┌─ DATA EXCERPTS

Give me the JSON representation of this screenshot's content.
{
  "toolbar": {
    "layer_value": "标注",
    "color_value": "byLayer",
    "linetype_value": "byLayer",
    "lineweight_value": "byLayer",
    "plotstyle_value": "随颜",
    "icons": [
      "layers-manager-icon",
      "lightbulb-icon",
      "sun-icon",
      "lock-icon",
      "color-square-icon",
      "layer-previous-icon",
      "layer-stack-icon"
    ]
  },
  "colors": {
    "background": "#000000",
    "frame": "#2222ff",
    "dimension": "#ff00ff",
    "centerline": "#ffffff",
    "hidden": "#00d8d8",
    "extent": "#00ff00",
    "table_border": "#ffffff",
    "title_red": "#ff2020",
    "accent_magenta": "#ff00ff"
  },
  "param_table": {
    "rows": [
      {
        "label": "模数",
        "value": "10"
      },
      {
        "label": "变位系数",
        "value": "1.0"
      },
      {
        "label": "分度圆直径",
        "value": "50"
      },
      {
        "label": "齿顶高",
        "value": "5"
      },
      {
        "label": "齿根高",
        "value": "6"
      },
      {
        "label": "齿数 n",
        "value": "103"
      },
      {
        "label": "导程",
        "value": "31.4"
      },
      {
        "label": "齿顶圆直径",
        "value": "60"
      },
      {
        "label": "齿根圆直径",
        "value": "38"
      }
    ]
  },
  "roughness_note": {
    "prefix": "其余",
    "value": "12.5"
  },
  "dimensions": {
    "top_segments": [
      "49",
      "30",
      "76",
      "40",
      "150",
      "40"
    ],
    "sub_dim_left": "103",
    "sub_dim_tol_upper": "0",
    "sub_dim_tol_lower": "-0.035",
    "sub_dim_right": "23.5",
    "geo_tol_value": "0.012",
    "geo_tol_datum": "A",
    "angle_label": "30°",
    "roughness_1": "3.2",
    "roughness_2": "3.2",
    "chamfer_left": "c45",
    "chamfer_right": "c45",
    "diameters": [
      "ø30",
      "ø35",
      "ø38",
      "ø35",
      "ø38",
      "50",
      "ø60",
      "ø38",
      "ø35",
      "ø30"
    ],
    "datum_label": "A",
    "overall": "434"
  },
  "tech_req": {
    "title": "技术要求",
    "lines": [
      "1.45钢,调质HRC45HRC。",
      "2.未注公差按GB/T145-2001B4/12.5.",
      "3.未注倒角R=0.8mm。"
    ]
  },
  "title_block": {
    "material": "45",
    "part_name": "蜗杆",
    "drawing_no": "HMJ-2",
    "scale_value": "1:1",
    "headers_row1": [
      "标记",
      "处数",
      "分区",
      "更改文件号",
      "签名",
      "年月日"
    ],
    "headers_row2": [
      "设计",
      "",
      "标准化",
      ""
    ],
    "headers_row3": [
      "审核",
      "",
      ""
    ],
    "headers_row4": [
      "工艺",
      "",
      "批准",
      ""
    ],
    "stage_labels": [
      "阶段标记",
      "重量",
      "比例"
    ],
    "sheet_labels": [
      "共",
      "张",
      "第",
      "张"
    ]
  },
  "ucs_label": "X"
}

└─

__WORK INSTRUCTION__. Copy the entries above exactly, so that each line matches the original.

__EXERCISE OUTPUT__.
Give me the JSON representation of this screenshot's content.
{
  "toolbar": {
    "layer_value": "标注",
    "color_value": "byLayer",
    "linetype_value": "byLayer",
    "lineweight_value": "byLayer",
    "plotstyle_value": "随颜",
    "icons": [
      "layers-manager-icon",
      "lightbulb-icon",
      "sun-icon",
      "lock-icon",
      "color-square-icon",
      "layer-previous-icon",
      "layer-stack-icon"
    ]
  },
  "colors": {
    "background": "#000000",
    "frame": "#2222ff",
    "dimension": "#ff00ff",
    "centerline": "#ffffff",
    "hidden": "#00d8d8",
    "extent": "#00ff00",
    "table_border": "#ffffff",
    "title_red": "#ff2020",
    "accent_magenta": "#ff00ff"
  },
  "param_table": {
    "rows": [
      {
        "label": "模数",
        "value": "10"
      },
      {
        "label": "变位系数",
        "value": "1.0"
      },
      {
        "label": "分度圆直径",
        "value": "50"
      },
      {
        "label": "齿顶高",
        "value": "5"
      },
      {
        "label": "齿根高",
        "value": "6"
      },
      {
        "label": "齿数 n",
        "value": "103"
      },
      {
        "label": "导程",
        "value": "31.4"
      },
      {
        "label": "齿顶圆直径",
        "value": "60"
      },
      {
        "label": "齿根圆直径",
        "value": "38"
      }
    ]
  },
  "roughness_note": {
    "prefix": "其余",
    "value": "12.5"
  },
  "dimensions": {
    "top_segments": [
      "49",
      "30",
      "76",
      "40",
      "150",
      "40"
    ],
    "sub_dim_left": "103",
    "sub_dim_tol_upper": "0",
    "sub_dim_tol_lower": "-0.035",
    "sub_dim_right": "23.5",
    "geo_tol_value": "0.012",
    "geo_tol_datum": "A",
    "angle_label": "30°",
    "roughness_1": "3.2",
    "roughness_2": "3.2",
    "chamfer_left": "c45",
    "chamfer_right": "c45",
    "diameters": [
      "ø30",
      "ø35",
      "ø38",
      "ø35",
      "ø38",
      "50",
      "ø60",
      "ø38",
      "ø35",
      "ø30"
    ],
    "datum_label": "A",
    "overall": "434"
  },
  "tech_req": {
    "title": "技术要求",
    "lines": [
      "1.45钢,调质HRC45HRC。",
      "2.未注公差按GB/T145-2001B4/12.5.",
      "3.未注倒角R=0.8mm。"
    ]
  },
  "title_block": {
    "material": "45",
    "part_name": "蜗杆",
    "drawing_no": "HMJ-2",
    "scale_value": "1:1",
    "headers_row1": [
      "标记",
      "处数",
      "分区",
      "更改文件号",
      "签名",
      "年月日"
    ],
    "headers_row2": [
      "设计",
      "",
      "标准化",
      ""
    ],
    "headers_row3": [
      "审核",
      "",
      ""
    ],
    "headers_row4": [
      "工艺",
      "",
      "批准",
      ""
    ],
    "stage_labels": [
      "阶段标记",
      "重量",
      "比例"
    ],
    "sheet_labels": [
      "共",
      "张",
      "第",
      "张"
    ]
  },
  "ucs_label": "X"
}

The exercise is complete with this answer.